Forecasting Cashflow

One of the biggest reasons that businesses fail is running out of cash. Forecasting cashflow is an important way to mitigate that risk.

Cashflow forecasting is a way for a business to project its future financial standing based on anticipated payments and receivables.

Clearly, this information can benefit your business in securing business capital and can empower your financing options.

In the same vein, there are many challenges to properly forecasting cash flow for any sized business.

One challenge is poor communication…

Don’t Let Communication Come Between You & Accurate Cashflow

Even in a small business, your entire team needs to be on the same page with cashflow metrics.

Your managers need to be on the lookout for the little details that can affect your cashflow.

Regular communication between you and your staff can help you get a clear picture of where you stand.

However, even if you do have excellent communication with your staff, another issue at play is human error.

Human Error

 

If you use traditional spreadsheets to track your cashflow, you could face human error in your spreadsheet.

Manual forecasting is not only time consuming, but it also leaves a ton of room for serious error.

To overcome this challenge, think about investing in a treasury management system that automatically pulls important data from your organization.

It will go leaps and bounds towards making your forecasting cashflow accurate.

Why Forecasting Cashflow is Important

 

One of the primary reasons that forecasting cashflow is important is business growth. Also, all of your future business planning hinges on your cashflow forecasting.

You can think of a cashflow forecasting as an emergency alert system. If you keep track of your cash flow, you can get the heads up on serious problems before they arise.

Predicting cashflow shortfalls in advance helps your entire team track issues associated with customer payments, outstanding invoices, and how much you’re paying out for your team. Without cashflow forecasting, you’re shooting in the dark.

If you expect to secure business capital at any point, cashflow forecasting is critical. Most financing options require in-depth information regarding your current financial standing. If you don’t have this information ready to go, chances are you won’t get the business funding you need.

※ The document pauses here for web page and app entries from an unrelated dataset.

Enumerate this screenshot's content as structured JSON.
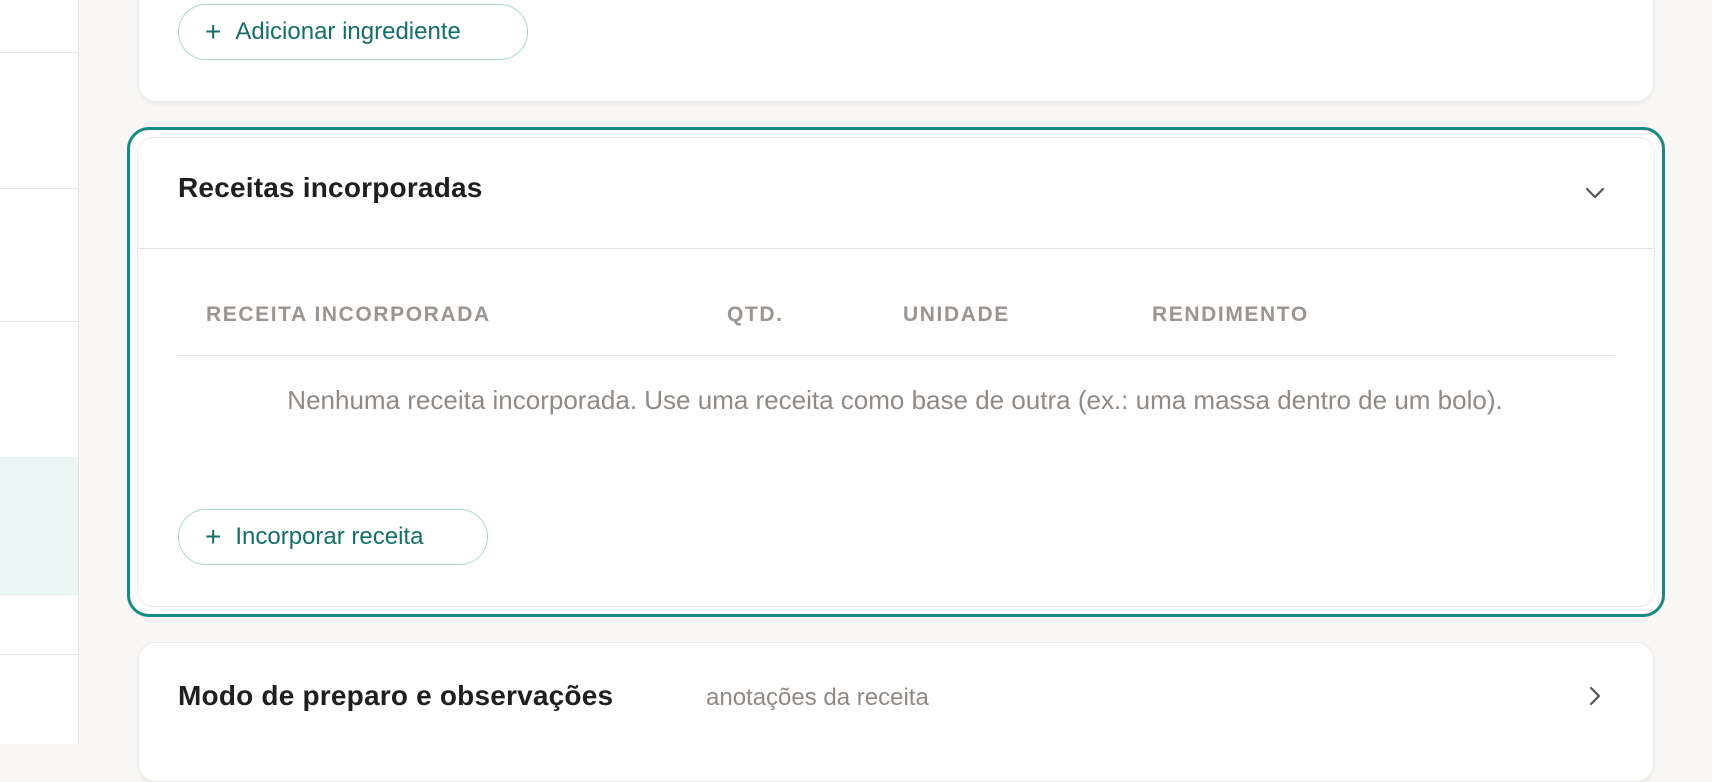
{
  "ingredients_card": {
    "add_button_label": "Adicionar ingrediente",
    "add_icon": "+"
  },
  "incorporated_recipes": {
    "title": "Receitas incorporadas",
    "toggle_icon": "chevron-down-icon",
    "columns": [
      "RECEITA INCORPORADA",
      "QTD.",
      "UNIDADE",
      "RENDIMENTO"
    ],
    "empty_message": "Nenhuma receita incorporada. Use uma receita como base de outra (ex.: uma massa dentro de um bolo).",
    "add_button_label": "Incorporar receita",
    "add_icon": "+"
  },
  "preparation_card": {
    "title": "Modo de preparo e observações",
    "subtitle": "anotações da receita",
    "toggle_icon": "chevron-right-icon"
  },
  "colors": {
    "accent": "#1a8a84",
    "accent_text": "#146e69",
    "active_row_bg": "#eaf5f4"
  }
}
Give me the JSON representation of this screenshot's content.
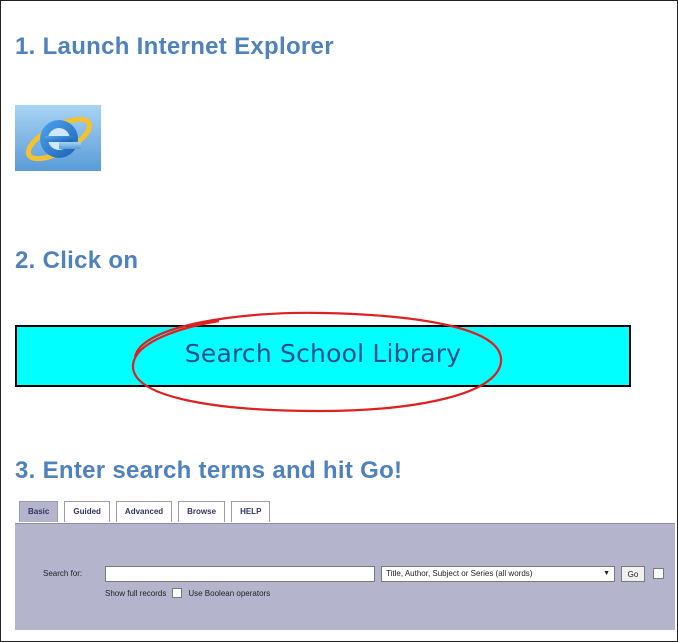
{
  "steps": {
    "step1": "1.  Launch Internet Explorer",
    "step2": "2.  Click on",
    "step3": "3.  Enter search terms and hit Go!"
  },
  "link": {
    "label": "Search School Library"
  },
  "icons": {
    "browser": "internet-explorer-icon",
    "annotation": "red-oval"
  },
  "colors": {
    "heading": "#4f81bd",
    "link_background": "#00ffff",
    "link_text": "#1f4e8a",
    "oval": "#e02020",
    "panel": "#b4b4cc"
  },
  "search": {
    "tabs": [
      "Basic",
      "Guided",
      "Advanced",
      "Browse",
      "HELP"
    ],
    "active_tab": "Basic",
    "search_for_label": "Search for:",
    "search_value": "",
    "field_select": "Title, Author, Subject or Series (all words)",
    "go_label": "Go",
    "show_full_records": "Show full records",
    "use_boolean": "Use Boolean operators"
  }
}
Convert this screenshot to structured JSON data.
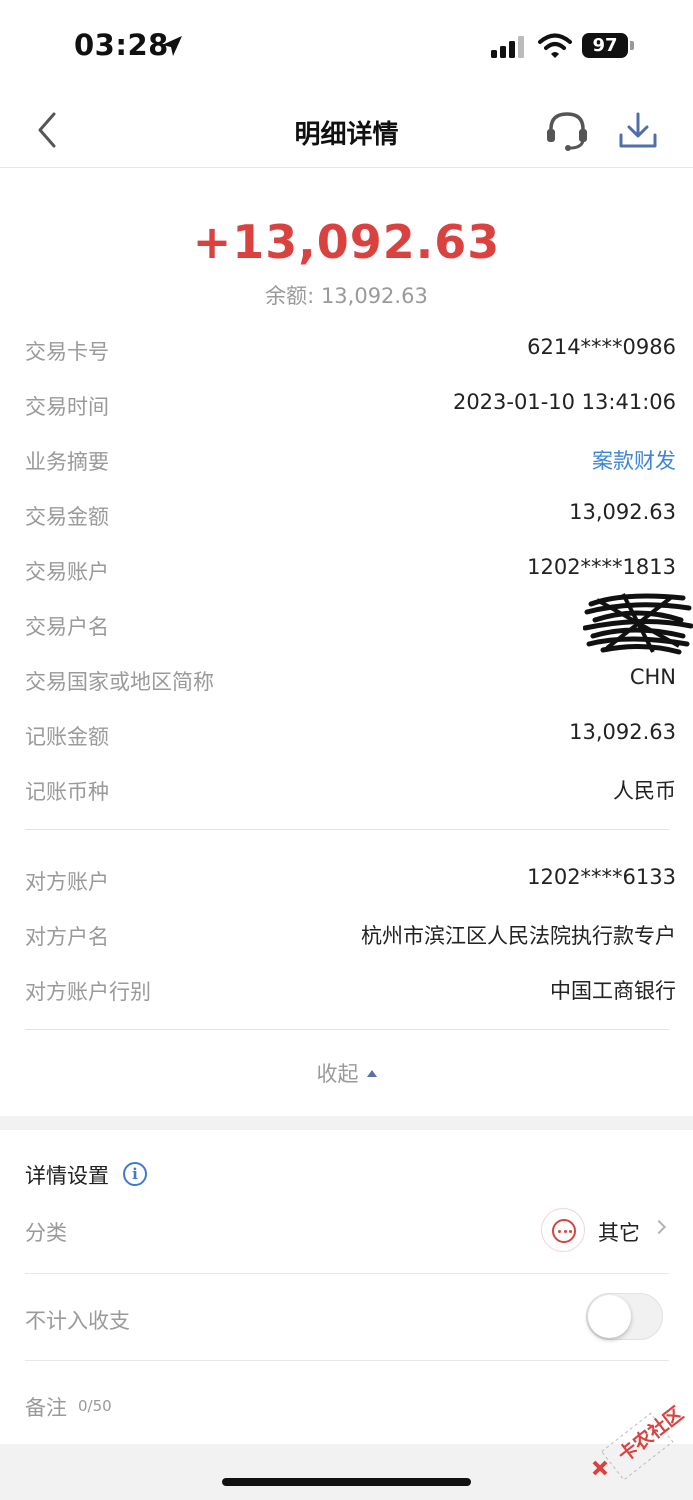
{
  "status_bar": {
    "time": "03:28",
    "battery": "97"
  },
  "nav": {
    "title": "明细详情"
  },
  "summary": {
    "amount": "+13,092.63",
    "balance_label": "余额:",
    "balance_value": "13,092.63"
  },
  "details": [
    {
      "label": "交易卡号",
      "value": "6214****0986"
    },
    {
      "label": "交易时间",
      "value": "2023-01-10 13:41:06"
    },
    {
      "label": "业务摘要",
      "value": "案款财发",
      "link": true
    },
    {
      "label": "交易金额",
      "value": "13,092.63"
    },
    {
      "label": "交易账户",
      "value": "1202****1813"
    },
    {
      "label": "交易户名",
      "value": ""
    },
    {
      "label": "交易国家或地区简称",
      "value": "CHN"
    },
    {
      "label": "记账金额",
      "value": "13,092.63"
    },
    {
      "label": "记账币种",
      "value": "人民币"
    }
  ],
  "counterparty": [
    {
      "label": "对方账户",
      "value": "1202****6133"
    },
    {
      "label": "对方户名",
      "value": "杭州市滨江区人民法院执行款专户"
    },
    {
      "label": "对方账户行别",
      "value": "中国工商银行"
    }
  ],
  "collapse_label": "收起",
  "settings": {
    "title": "详情设置",
    "category_label": "分类",
    "category_value": "其它",
    "exclude_label": "不计入收支",
    "exclude_on": false,
    "note_label": "备注",
    "note_count": "0/50"
  },
  "watermark": "卡农社区",
  "colors": {
    "amount": "#d9423e",
    "link": "#3f85d8",
    "label": "#9a9a9a"
  }
}
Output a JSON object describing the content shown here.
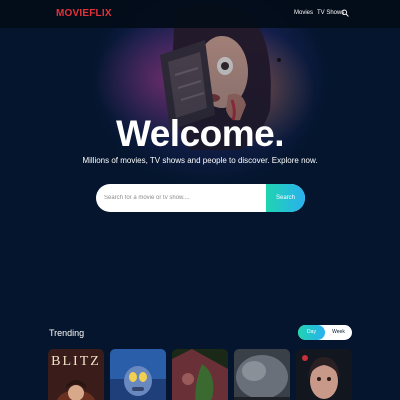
{
  "nav": {
    "logo": "MOVIEFLIX",
    "links": [
      "Movies",
      "TV Shows"
    ],
    "search_icon": "search-icon"
  },
  "hero": {
    "title": "Welcome.",
    "subtitle": "Millions of movies, TV shows and people to discover. Explore now.",
    "search_placeholder": "Search for a movie or tv show....",
    "search_button": "Search"
  },
  "trending": {
    "title": "Trending",
    "tabs": [
      "Day",
      "Week"
    ],
    "active_tab": "Day",
    "posters": [
      {
        "title_text": "BLITZ"
      },
      {
        "title_text": ""
      },
      {
        "title_text": ""
      },
      {
        "title_text": ""
      },
      {
        "title_text": ""
      }
    ]
  },
  "colors": {
    "background": "#04152d",
    "logo": "#e3323a",
    "accent_start": "#1fd4b0",
    "accent_end": "#2ab0f0"
  }
}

The best bet is to forecast your cashflow for at least one year and up to three. Beyond that, your forecasting could get cloudy.

Focus on strengthening your cashflow forecasting to build a stronger business.